The following is from a 1924 pamphlet on electoral reform by the Fabian Society. The context involves the Liberal Party being supplanted by Labour. The pamphlet itself is about proportional representation, but this excerpt is from a section called “Alternative Vote.”
“The method is suggested as a safeguard against minority seats. It is true that the successful candidate would be able to boast of a mathematical majority as proof of his representative quality. But this mathematical majority would not be a majority in the English political sense of the word, i.e., a majority of positive supporters. The candidate would be returned partly by the votes given to him to keep other candidates, considered as less desirable, out; and this is no morally decent basis for a Representative Assembly. Moreover, as it is likely that within 15 years the Liberal Party will be electorally defunct, we shall then be troubled with fewer of such multiple-candidate contests. It would be the height of political unwisdom to introduce a new and vicious element into the constitution to counteract a temporary ill.”
Three things strike me now about American national politics. One is the importance of the Senate for blocking policy change. Another is the Senate’s narrow partisan division.

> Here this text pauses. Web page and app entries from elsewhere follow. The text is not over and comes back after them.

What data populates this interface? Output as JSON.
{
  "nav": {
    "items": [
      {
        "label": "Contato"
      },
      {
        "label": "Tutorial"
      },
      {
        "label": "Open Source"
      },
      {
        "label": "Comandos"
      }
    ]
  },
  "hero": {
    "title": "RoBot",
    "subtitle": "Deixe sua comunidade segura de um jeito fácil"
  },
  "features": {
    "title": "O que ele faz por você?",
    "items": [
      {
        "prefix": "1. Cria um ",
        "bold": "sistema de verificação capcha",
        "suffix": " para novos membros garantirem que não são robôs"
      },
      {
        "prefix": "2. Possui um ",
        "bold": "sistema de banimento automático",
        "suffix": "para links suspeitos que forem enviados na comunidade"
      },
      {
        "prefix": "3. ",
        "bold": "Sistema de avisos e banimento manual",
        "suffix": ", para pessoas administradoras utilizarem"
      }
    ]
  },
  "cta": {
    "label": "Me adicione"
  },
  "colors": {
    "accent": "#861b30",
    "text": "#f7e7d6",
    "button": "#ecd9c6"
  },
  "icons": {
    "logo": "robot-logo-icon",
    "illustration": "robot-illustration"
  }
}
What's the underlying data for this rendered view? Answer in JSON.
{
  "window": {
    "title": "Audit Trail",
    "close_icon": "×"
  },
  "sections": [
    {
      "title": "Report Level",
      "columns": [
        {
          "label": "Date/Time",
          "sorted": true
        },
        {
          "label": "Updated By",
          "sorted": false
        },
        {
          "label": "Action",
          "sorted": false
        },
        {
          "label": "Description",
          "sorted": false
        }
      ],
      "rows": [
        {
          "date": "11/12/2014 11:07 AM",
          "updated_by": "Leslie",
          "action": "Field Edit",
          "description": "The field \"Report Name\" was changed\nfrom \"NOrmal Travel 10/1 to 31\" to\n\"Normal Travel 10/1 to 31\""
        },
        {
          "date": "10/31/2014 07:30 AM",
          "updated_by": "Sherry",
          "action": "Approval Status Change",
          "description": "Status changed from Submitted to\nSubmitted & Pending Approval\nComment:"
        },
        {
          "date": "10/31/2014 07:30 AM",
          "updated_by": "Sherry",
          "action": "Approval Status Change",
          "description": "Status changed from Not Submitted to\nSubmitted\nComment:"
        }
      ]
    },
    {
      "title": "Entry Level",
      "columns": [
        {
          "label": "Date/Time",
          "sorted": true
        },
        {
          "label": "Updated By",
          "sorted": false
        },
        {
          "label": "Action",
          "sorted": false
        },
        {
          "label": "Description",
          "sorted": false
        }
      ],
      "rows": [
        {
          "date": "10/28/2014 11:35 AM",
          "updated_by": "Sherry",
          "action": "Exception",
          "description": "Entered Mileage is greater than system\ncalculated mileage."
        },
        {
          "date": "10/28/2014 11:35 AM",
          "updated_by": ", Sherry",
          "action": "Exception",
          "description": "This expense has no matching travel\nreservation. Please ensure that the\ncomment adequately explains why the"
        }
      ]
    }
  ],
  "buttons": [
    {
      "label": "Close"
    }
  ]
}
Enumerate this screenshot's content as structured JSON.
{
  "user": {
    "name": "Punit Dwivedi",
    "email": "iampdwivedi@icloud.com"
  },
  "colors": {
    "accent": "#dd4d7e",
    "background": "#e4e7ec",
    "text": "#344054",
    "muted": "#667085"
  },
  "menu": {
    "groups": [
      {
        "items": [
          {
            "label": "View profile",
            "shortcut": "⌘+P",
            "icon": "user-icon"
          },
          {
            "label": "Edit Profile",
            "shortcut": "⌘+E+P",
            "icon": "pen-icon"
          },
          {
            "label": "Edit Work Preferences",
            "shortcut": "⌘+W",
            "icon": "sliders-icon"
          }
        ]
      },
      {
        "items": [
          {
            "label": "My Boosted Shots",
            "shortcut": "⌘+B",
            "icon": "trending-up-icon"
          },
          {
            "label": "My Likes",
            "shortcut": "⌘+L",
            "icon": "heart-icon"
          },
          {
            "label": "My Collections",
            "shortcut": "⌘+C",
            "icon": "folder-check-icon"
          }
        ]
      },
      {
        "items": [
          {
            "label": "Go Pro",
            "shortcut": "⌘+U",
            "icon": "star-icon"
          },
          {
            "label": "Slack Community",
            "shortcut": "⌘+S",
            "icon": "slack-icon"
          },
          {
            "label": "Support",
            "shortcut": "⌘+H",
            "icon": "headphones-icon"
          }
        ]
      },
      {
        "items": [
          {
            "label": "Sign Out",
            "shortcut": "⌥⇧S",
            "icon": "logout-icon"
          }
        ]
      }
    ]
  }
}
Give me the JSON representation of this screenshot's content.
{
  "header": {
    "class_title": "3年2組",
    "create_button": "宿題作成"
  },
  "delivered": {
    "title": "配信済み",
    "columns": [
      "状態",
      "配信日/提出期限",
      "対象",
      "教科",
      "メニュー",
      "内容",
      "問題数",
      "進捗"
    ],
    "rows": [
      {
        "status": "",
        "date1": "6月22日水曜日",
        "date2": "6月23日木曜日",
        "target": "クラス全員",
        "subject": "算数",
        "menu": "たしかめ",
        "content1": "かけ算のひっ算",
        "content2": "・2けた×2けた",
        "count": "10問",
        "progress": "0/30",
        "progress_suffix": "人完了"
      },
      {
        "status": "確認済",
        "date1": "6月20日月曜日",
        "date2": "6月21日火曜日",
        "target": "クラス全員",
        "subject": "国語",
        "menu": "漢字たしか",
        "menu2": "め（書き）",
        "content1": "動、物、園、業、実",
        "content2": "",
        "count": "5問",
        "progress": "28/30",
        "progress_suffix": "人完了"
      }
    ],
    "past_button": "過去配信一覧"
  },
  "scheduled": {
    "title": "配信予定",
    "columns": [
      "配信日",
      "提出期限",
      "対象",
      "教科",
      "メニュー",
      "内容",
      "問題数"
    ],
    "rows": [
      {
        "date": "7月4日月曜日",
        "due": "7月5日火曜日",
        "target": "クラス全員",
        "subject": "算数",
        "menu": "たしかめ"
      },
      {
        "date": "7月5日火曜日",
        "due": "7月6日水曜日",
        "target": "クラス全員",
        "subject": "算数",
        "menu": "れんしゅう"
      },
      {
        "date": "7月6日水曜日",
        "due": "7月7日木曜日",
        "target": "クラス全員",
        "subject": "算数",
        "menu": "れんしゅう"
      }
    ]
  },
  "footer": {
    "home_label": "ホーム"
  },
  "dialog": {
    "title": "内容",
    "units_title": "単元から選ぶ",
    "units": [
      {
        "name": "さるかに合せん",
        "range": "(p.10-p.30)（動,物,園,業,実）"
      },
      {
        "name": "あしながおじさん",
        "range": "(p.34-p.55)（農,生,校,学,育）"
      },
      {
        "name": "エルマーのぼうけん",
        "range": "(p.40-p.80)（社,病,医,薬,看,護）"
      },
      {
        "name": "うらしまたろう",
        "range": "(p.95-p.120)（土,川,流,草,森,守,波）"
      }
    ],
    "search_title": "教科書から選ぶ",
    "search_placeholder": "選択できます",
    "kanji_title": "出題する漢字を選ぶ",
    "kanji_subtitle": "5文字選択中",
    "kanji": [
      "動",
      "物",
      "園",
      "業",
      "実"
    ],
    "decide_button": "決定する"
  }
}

Then there are Missouri and Nevada, where the ranked-choice movement now heads.
This post suggests that one way to save the Republic — by which I mean create a Senate that can block policy change, should the next few elections not go very well — is to get Democratic voters to help elect anti-populist Republicans in key states.
In turn, that could require state Democratic parties to stand down in the respective elections — basically what we have seen in Alaska.
I am not saying that this strategy is good or bad. Nor am I commenting on long-term implications for democratic practice. It may be that there is no other choice.
I am reproducing here a Tweet thread from last week:
I expect a two-serious-candidate equilibrium, with ballot exhaustion driven by the supply of hopeless candidates.
The basic logic comes from Cox (1997). Winning-minded elites will be thinking about the IRV round when deciding whom to back in the “final five” round.
That means we need to think about the strategic context of an IRV election, which will ‘contaminate’ the first round.
What does a winning-minded-elite do in an IRV election? They get together with other winning-minded-elites and coordinate on the person most likely to win.
It turns out that humans have routinized such coordination. The general term for this is “political party.”
It follows that ‘resources’ will not flow to hopeless candidates, leading us straight back to two-party equilibrium. Or, in lopsided districts, two-faction equilibrium.
I covered these issues in my Apr. 2021 review of The Politics Industry. That review included discussion of ‘nonpartisan IRV’ in a two-party-competitive city (Cleveland, 1913-19). TLDR: lots of ballot exhaustion, no independents elected.
People (like me) who oppose Final Five are aware of the dynamics above. Our worry, I think, is that all we’ll have done is weakened political parties even more.
You can’t get parties out of politics… but you can confuse voters in the short term…
…and we don’t know what the world would have looked like if all these nonpartisan elections had never been adopted. Small changes have big consequences… even if parties adapt to nonpartisan elections.